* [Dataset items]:
"""

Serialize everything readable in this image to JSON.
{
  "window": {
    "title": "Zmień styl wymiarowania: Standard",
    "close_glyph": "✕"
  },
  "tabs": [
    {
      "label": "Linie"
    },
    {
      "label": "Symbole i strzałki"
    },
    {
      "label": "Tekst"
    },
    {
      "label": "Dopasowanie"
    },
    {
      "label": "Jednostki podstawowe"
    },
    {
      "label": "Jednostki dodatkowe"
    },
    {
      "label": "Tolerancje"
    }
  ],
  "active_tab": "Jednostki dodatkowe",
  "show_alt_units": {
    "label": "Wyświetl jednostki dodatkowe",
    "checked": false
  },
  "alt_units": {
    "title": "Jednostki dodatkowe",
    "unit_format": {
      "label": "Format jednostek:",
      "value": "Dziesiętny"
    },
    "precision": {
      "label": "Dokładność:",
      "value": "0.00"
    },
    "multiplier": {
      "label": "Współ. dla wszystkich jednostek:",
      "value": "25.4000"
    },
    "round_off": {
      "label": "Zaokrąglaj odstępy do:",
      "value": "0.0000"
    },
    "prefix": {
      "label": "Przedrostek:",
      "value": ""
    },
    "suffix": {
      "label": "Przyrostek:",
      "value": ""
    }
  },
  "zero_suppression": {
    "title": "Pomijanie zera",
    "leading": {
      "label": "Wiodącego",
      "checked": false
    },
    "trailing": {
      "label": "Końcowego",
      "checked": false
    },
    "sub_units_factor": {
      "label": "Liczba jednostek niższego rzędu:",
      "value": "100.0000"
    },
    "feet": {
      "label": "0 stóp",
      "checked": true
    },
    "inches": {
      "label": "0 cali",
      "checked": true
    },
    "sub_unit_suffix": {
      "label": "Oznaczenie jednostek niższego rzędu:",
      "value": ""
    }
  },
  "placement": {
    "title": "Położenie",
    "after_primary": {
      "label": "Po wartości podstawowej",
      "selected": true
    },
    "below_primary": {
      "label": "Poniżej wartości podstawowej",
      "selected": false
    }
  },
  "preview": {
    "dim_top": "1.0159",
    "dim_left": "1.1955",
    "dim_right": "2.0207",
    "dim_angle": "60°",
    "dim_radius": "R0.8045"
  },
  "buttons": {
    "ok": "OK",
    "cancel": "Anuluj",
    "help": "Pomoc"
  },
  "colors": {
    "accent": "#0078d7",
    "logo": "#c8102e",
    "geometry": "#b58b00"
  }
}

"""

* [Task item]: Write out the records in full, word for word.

* [Response to this exercise]:
Serialize everything readable in this image to JSON.
{
  "window": {
    "title": "Zmień styl wymiarowania: Standard",
    "close_glyph": "✕"
  },
  "tabs": [
    {
      "label": "Linie"
    },
    {
      "label": "Symbole i strzałki"
    },
    {
      "label": "Tekst"
    },
    {
      "label": "Dopasowanie"
    },
    {
      "label": "Jednostki podstawowe"
    },
    {
      "label": "Jednostki dodatkowe"
    },
    {
      "label": "Tolerancje"
    }
  ],
  "active_tab": "Jednostki dodatkowe",
  "show_alt_units": {
    "label": "Wyświetl jednostki dodatkowe",
    "checked": false
  },
  "alt_units": {
    "title": "Jednostki dodatkowe",
    "unit_format": {
      "label": "Format jednostek:",
      "value": "Dziesiętny"
    },
    "precision": {
      "label": "Dokładność:",
      "value": "0.00"
    },
    "multiplier": {
      "label": "Współ. dla wszystkich jednostek:",
      "value": "25.4000"
    },
    "round_off": {
      "label": "Zaokrąglaj odstępy do:",
      "value": "0.0000"
    },
    "prefix": {
      "label": "Przedrostek:",
      "value": ""
    },
    "suffix": {
      "label": "Przyrostek:",
      "value": ""
    }
  },
  "zero_suppression": {
    "title": "Pomijanie zera",
    "leading": {
      "label": "Wiodącego",
      "checked": false
    },
    "trailing": {
      "label": "Końcowego",
      "checked": false
    },
    "sub_units_factor": {
      "label": "Liczba jednostek niższego rzędu:",
      "value": "100.0000"
    },
    "feet": {
      "label": "0 stóp",
      "checked": true
    },
    "inches": {
      "label": "0 cali",
      "checked": true
    },
    "sub_unit_suffix": {
      "label": "Oznaczenie jednostek niższego rzędu:",
      "value": ""
    }
  },
  "placement": {
    "title": "Położenie",
    "after_primary": {
      "label": "Po wartości podstawowej",
      "selected": true
    },
    "below_primary": {
      "label": "Poniżej wartości podstawowej",
      "selected": false
    }
  },
  "preview": {
    "dim_top": "1.0159",
    "dim_left": "1.1955",
    "dim_right": "2.0207",
    "dim_angle": "60°",
    "dim_radius": "R0.8045"
  },
  "buttons": {
    "ok": "OK",
    "cancel": "Anuluj",
    "help": "Pomoc"
  },
  "colors": {
    "accent": "#0078d7",
    "logo": "#c8102e",
    "geometry": "#b58b00"
  }
}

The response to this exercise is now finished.